WORK ORDER:
Output what the records say, word for word, with no images.

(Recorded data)
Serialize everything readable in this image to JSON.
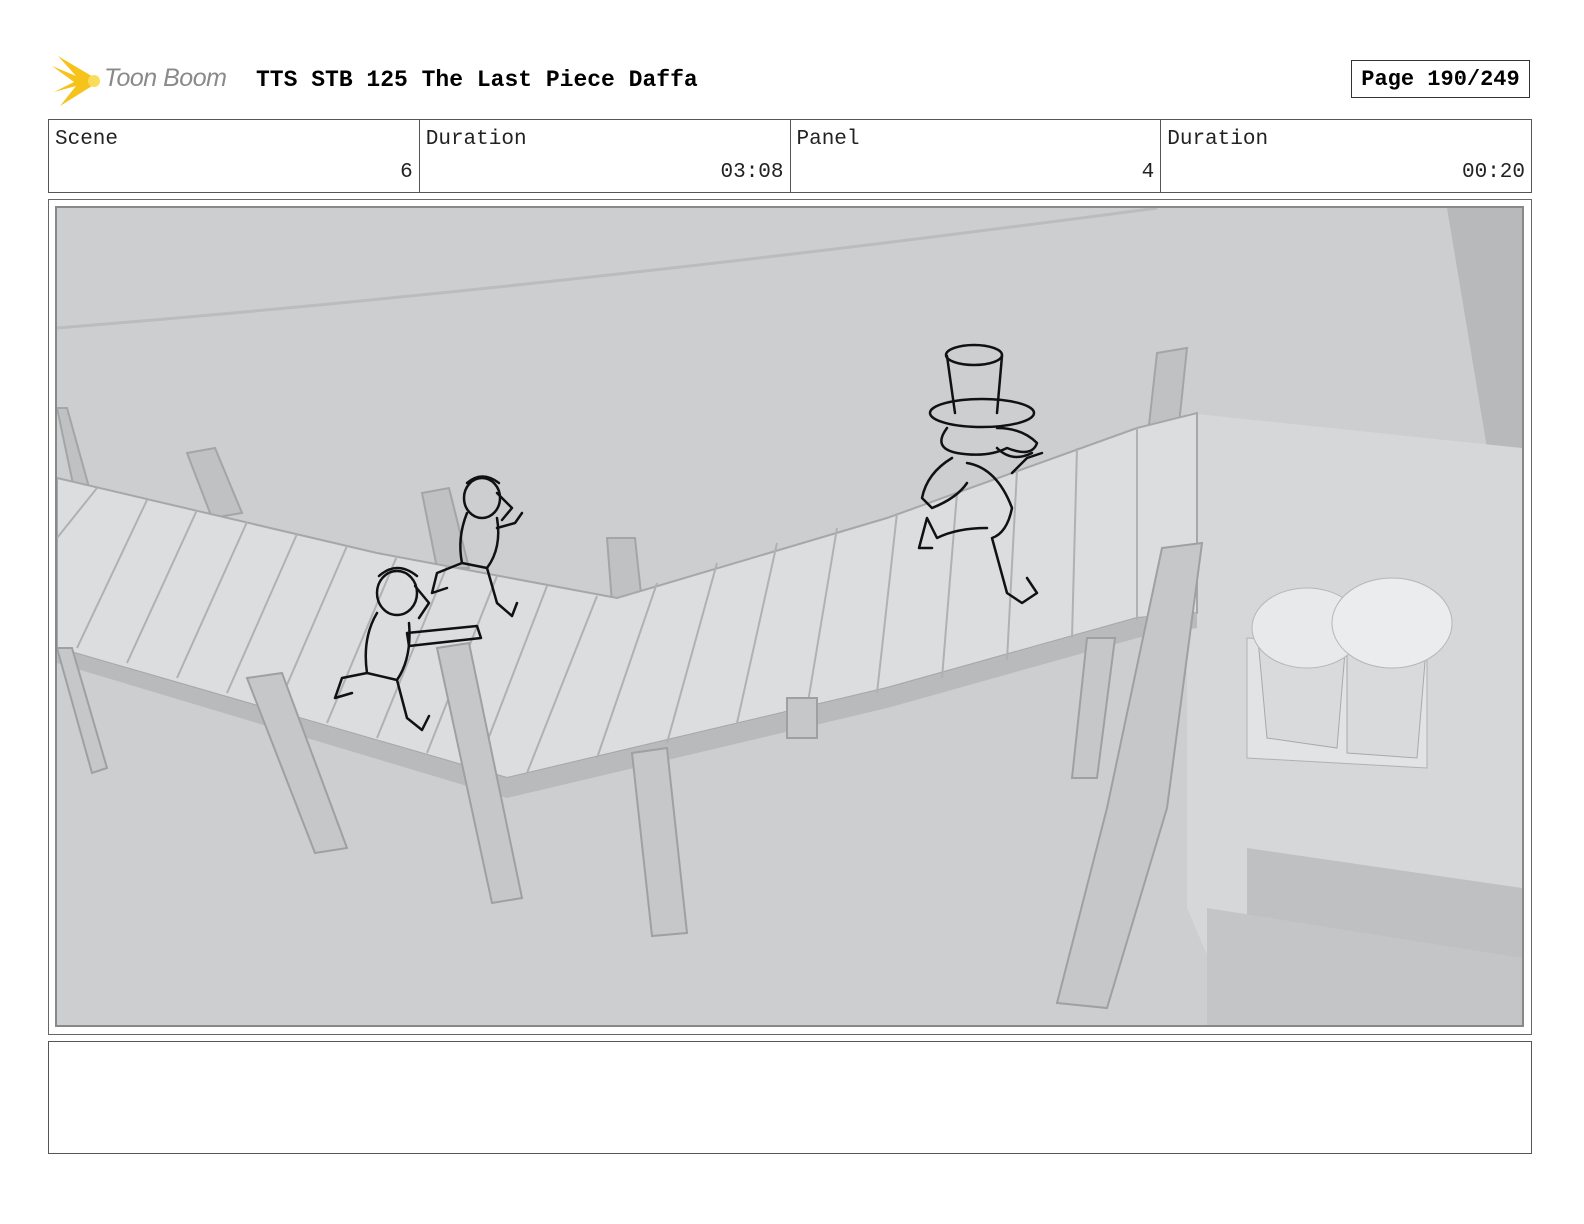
{
  "header": {
    "logo_text": "Toon Boom",
    "title": "TTS STB 125 The Last Piece Daffa",
    "page": "Page 190/249"
  },
  "info": {
    "scene_label": "Scene",
    "scene_value": "6",
    "scene_duration_label": "Duration",
    "scene_duration_value": "03:08",
    "panel_label": "Panel",
    "panel_value": "4",
    "panel_duration_label": "Duration",
    "panel_duration_value": "00:20"
  },
  "notes": {
    "text": ""
  },
  "colors": {
    "background": "#cdcecf",
    "logo_accent": "#f6c31a",
    "sketch_line": "#111111"
  }
}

YOUR RESPONSE:
Serialize everything readable in this image to JSON.
{
  "header": {
    "logo_text": "Toon Boom",
    "title": "TTS STB 125 The Last Piece Daffa",
    "page": "Page 190/249"
  },
  "info": {
    "scene_label": "Scene",
    "scene_value": "6",
    "scene_duration_label": "Duration",
    "scene_duration_value": "03:08",
    "panel_label": "Panel",
    "panel_value": "4",
    "panel_duration_label": "Duration",
    "panel_duration_value": "00:20"
  },
  "notes": {
    "text": ""
  },
  "colors": {
    "background": "#cdcecf",
    "logo_accent": "#f6c31a",
    "sketch_line": "#111111"
  }
}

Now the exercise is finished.